Developmental Medicine and Child Neurology vol:48 issue:11 pages:888-91
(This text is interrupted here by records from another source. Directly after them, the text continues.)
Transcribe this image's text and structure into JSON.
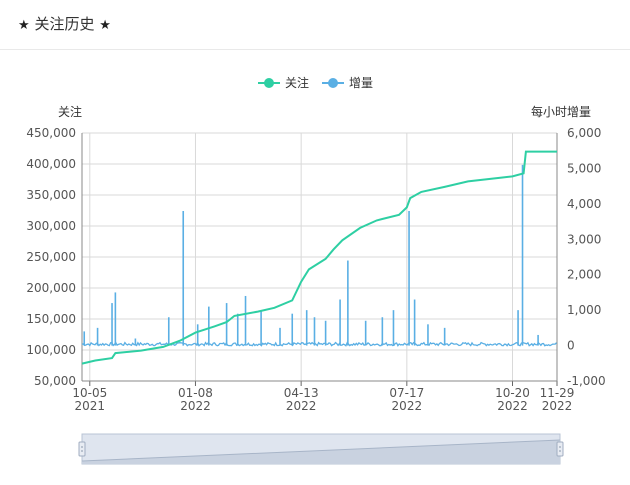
{
  "header": {
    "title": "关注历史",
    "star_left": "★",
    "star_right": "★"
  },
  "chart_data": {
    "type": "line",
    "legend": {
      "placement": "top-center",
      "items": [
        "关注",
        "增量"
      ]
    },
    "colors": {
      "followers": "#2ecfa3",
      "increment": "#5aafe4"
    },
    "y_left": {
      "label": "关注",
      "min": 50000,
      "max": 450000,
      "ticks": [
        "50,000",
        "100,000",
        "150,000",
        "200,000",
        "250,000",
        "300,000",
        "350,000",
        "400,000",
        "450,000"
      ]
    },
    "y_right": {
      "label": "每小时增量",
      "min": -1000,
      "max": 6000,
      "ticks": [
        "-1,000",
        "0",
        "1,000",
        "2,000",
        "3,000",
        "4,000",
        "5,000",
        "6,000"
      ]
    },
    "x_ticks": [
      {
        "date": "2021-10-05",
        "line1": "10-05",
        "line2": "2021"
      },
      {
        "date": "2022-01-08",
        "line1": "01-08",
        "line2": "2022"
      },
      {
        "date": "2022-04-13",
        "line1": "04-13",
        "line2": "2022"
      },
      {
        "date": "2022-07-17",
        "line1": "07-17",
        "line2": "2022"
      },
      {
        "date": "2022-10-20",
        "line1": "10-20",
        "line2": "2022"
      },
      {
        "date": "2022-11-29",
        "line1": "11-29",
        "line2": "2022"
      }
    ],
    "x_range": [
      "2021-09-28",
      "2022-11-29"
    ],
    "grid": true,
    "series": [
      {
        "name": "关注",
        "axis": "left",
        "points": [
          [
            "2021-09-28",
            78000
          ],
          [
            "2021-10-10",
            83000
          ],
          [
            "2021-10-25",
            87000
          ],
          [
            "2021-10-28",
            95000
          ],
          [
            "2021-11-20",
            99000
          ],
          [
            "2021-12-10",
            105000
          ],
          [
            "2021-12-25",
            115000
          ],
          [
            "2022-01-08",
            128000
          ],
          [
            "2022-01-25",
            138000
          ],
          [
            "2022-02-05",
            145000
          ],
          [
            "2022-02-12",
            155000
          ],
          [
            "2022-03-05",
            162000
          ],
          [
            "2022-03-20",
            168000
          ],
          [
            "2022-04-05",
            180000
          ],
          [
            "2022-04-13",
            210000
          ],
          [
            "2022-04-20",
            230000
          ],
          [
            "2022-05-05",
            247000
          ],
          [
            "2022-05-12",
            262000
          ],
          [
            "2022-05-20",
            277000
          ],
          [
            "2022-06-05",
            297000
          ],
          [
            "2022-06-20",
            309000
          ],
          [
            "2022-07-10",
            318000
          ],
          [
            "2022-07-17",
            330000
          ],
          [
            "2022-07-20",
            345000
          ],
          [
            "2022-07-30",
            355000
          ],
          [
            "2022-08-20",
            363000
          ],
          [
            "2022-09-10",
            372000
          ],
          [
            "2022-10-10",
            378000
          ],
          [
            "2022-10-20",
            380000
          ],
          [
            "2022-10-30",
            385000
          ],
          [
            "2022-11-01",
            420000
          ],
          [
            "2022-11-20",
            420000
          ],
          [
            "2022-11-29",
            420000
          ]
        ]
      },
      {
        "name": "增量",
        "axis": "right",
        "baseline": 0,
        "spikes": [
          [
            "2021-09-30",
            400
          ],
          [
            "2021-10-12",
            500
          ],
          [
            "2021-10-25",
            1200
          ],
          [
            "2021-10-28",
            1500
          ],
          [
            "2021-11-15",
            200
          ],
          [
            "2021-12-15",
            800
          ],
          [
            "2021-12-28",
            3800
          ],
          [
            "2022-01-10",
            600
          ],
          [
            "2022-01-20",
            1100
          ],
          [
            "2022-02-05",
            1200
          ],
          [
            "2022-02-15",
            900
          ],
          [
            "2022-02-22",
            1400
          ],
          [
            "2022-03-08",
            1000
          ],
          [
            "2022-03-25",
            500
          ],
          [
            "2022-04-05",
            900
          ],
          [
            "2022-04-18",
            1000
          ],
          [
            "2022-04-25",
            800
          ],
          [
            "2022-05-05",
            700
          ],
          [
            "2022-05-18",
            1300
          ],
          [
            "2022-05-25",
            2400
          ],
          [
            "2022-06-10",
            700
          ],
          [
            "2022-06-25",
            800
          ],
          [
            "2022-07-05",
            1000
          ],
          [
            "2022-07-19",
            3800
          ],
          [
            "2022-07-24",
            1300
          ],
          [
            "2022-08-05",
            600
          ],
          [
            "2022-08-20",
            500
          ],
          [
            "2022-10-25",
            1000
          ],
          [
            "2022-10-29",
            5100
          ],
          [
            "2022-11-12",
            300
          ]
        ]
      }
    ]
  }
}
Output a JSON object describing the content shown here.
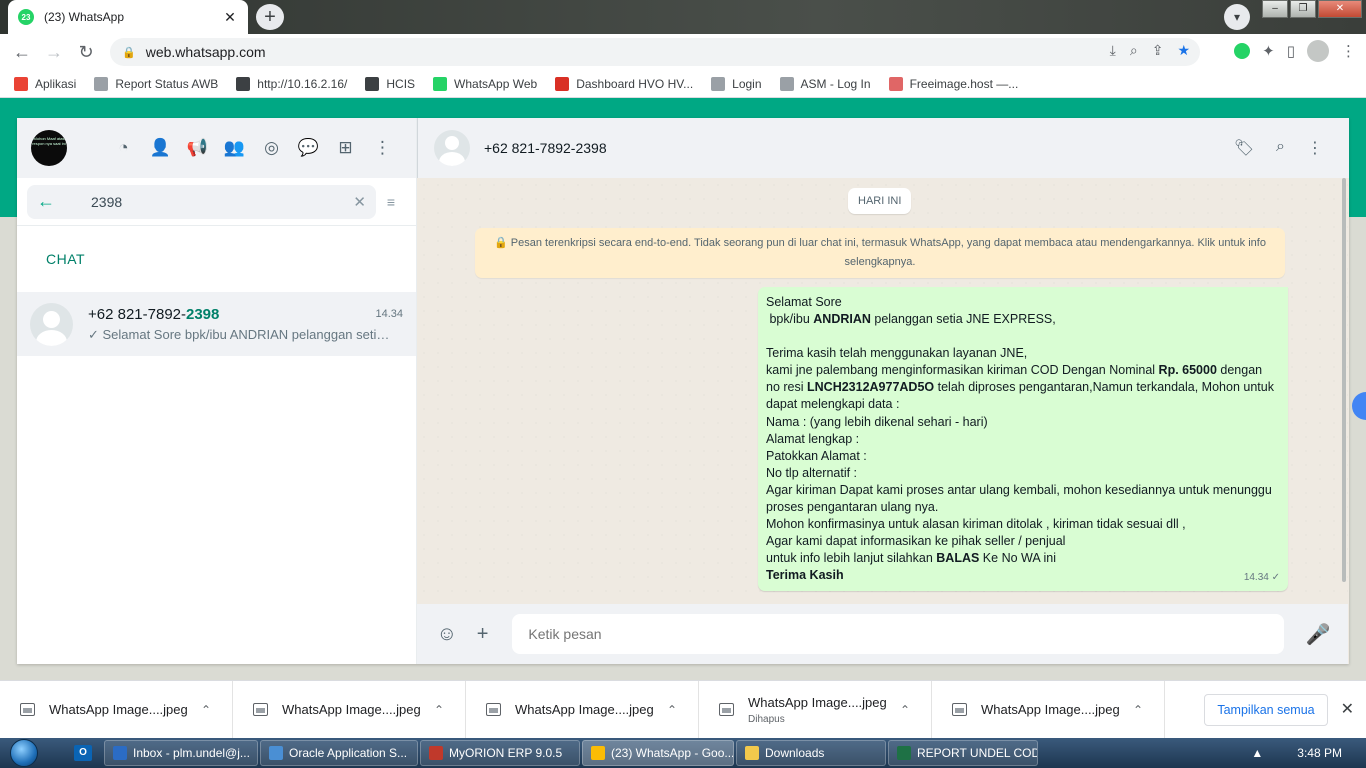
{
  "browser": {
    "tab_title": "(23) WhatsApp",
    "tab_badge": "23",
    "url": "web.whatsapp.com",
    "bookmarks": [
      {
        "label": "Aplikasi",
        "color": "#ea4335"
      },
      {
        "label": "Report Status AWB",
        "color": "#9aa0a6"
      },
      {
        "label": "http://10.16.2.16/",
        "color": "#3c4043"
      },
      {
        "label": "HCIS",
        "color": "#3c4043"
      },
      {
        "label": "WhatsApp Web",
        "color": "#25d366"
      },
      {
        "label": "Dashboard HVO HV...",
        "color": "#d93025"
      },
      {
        "label": "Login",
        "color": "#9aa0a6"
      },
      {
        "label": "ASM - Log In",
        "color": "#9aa0a6"
      },
      {
        "label": "Freeimage.host —...",
        "color": "#e06666"
      }
    ]
  },
  "whatsapp": {
    "me_avatar_text": "Mohon Maaf atas respon nya saat ini",
    "search_value": "2398",
    "section_label": "CHAT",
    "chat": {
      "name_prefix": "+62 821-7892-",
      "name_match": "2398",
      "time": "14.34",
      "preview": "✓ Selamat Sore  bpk/ibu ANDRIAN pelanggan setia J..."
    },
    "conversation": {
      "title": "+62 821-7892-2398",
      "date_pill": "HARI INI",
      "encryption_notice": "🔒 Pesan terenkripsi secara end-to-end. Tidak seorang pun di luar chat ini, termasuk WhatsApp, yang dapat membaca atau mendengarkannya. Klik untuk info selengkapnya.",
      "message": {
        "line1": "Selamat Sore",
        "line2_pre": " bpk/ibu ",
        "line2_bold": "ANDRIAN",
        "line2_post": " pelanggan setia JNE EXPRESS,",
        "line3": "Terima kasih telah menggunakan layanan JNE,",
        "line4_pre": "kami jne palembang menginformasikan kiriman  COD Dengan Nominal ",
        "line4_bold": "Rp. 65000",
        "line4_post": " dengan no resi ",
        "line4_bold2": "LNCH2312A977AD5O",
        "line4_post2": " telah diproses pengantaran,Namun terkandala, Mohon untuk dapat melengkapi data :",
        "line5": "Nama : (yang lebih dikenal sehari - hari)",
        "line6": "Alamat  lengkap :",
        "line7": "Patokkan Alamat :",
        "line8": "No tlp alternatif :",
        "line9": "Agar kiriman Dapat kami proses antar ulang kembali, mohon kesediannya untuk menunggu proses pengantaran ulang nya.",
        "line10": "Mohon konfirmasinya untuk alasan kiriman ditolak , kiriman tidak sesuai dll ,",
        "line11": "Agar kami dapat informasikan ke pihak seller / penjual",
        "line12_pre": "untuk info lebih lanjut silahkan ",
        "line12_bold": "BALAS",
        "line12_post": " Ke No WA ini",
        "line13": "Terima Kasih",
        "time": "14.34 ✓"
      },
      "composer_placeholder": "Ketik pesan"
    }
  },
  "downloads": {
    "items": [
      {
        "name": "WhatsApp Image....jpeg",
        "sub": ""
      },
      {
        "name": "WhatsApp Image....jpeg",
        "sub": ""
      },
      {
        "name": "WhatsApp Image....jpeg",
        "sub": ""
      },
      {
        "name": "WhatsApp Image....jpeg",
        "sub": "Dihapus"
      },
      {
        "name": "WhatsApp Image....jpeg",
        "sub": ""
      }
    ],
    "show_all": "Tampilkan semua"
  },
  "taskbar": {
    "items": [
      {
        "label": "Inbox - plm.undel@j...",
        "color": "#2b6cc4"
      },
      {
        "label": "Oracle Application S...",
        "color": "#4a8fd4"
      },
      {
        "label": "MyORION ERP 9.0.5",
        "color": "#c0392b"
      },
      {
        "label": "(23) WhatsApp - Goo...",
        "color": "#fbbc05"
      },
      {
        "label": "Downloads",
        "color": "#f2c94c"
      },
      {
        "label": "REPORT UNDEL COD...",
        "color": "#1e7145"
      }
    ],
    "clock": "3:48 PM"
  }
}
The effects of adapted spoons on food spilling and movement kinematics (movement duration, dysfluency) were examined in people with tetraparetic cerebral palsy (CP). We varied the thickness of the spoon's handle (diameters of 1, 3, and 5cm), the substance with which the spoon was filled (sugar or water), and the size of the bowl into which the spoon had to be emptied (diameter 5 or 11cm). Ten adolescents with tetraparesis (five males, five females; mean age 17y 2mo [SD 1y 3mo]; range 14y 7mo-18y 6mo) and 12 healthy comparison participants (four males, eight females; mean age 25y 6mo [SD 3y 0mo]; range 20y 0mo-30y 0mo) participated. Four participants with tetraparesis could walk independently, while the other six sat unstrapped in a wheelchair. The task consisted of picking up and transporting the filled spoon and emptying it into a bowl. Movements of the hand were recorded by a three-dimensional motion tracking device. When the spoon's handle was thickened participants with CP were faster in picking up the spoon and transporting it to the bowl, in particular when the spoon was filled with water. Importantly, this faster performance did not lead to increased spilling. These results are the first systematic test of the supposed beneficial effect of adapted spoons on movement performance in people with CP.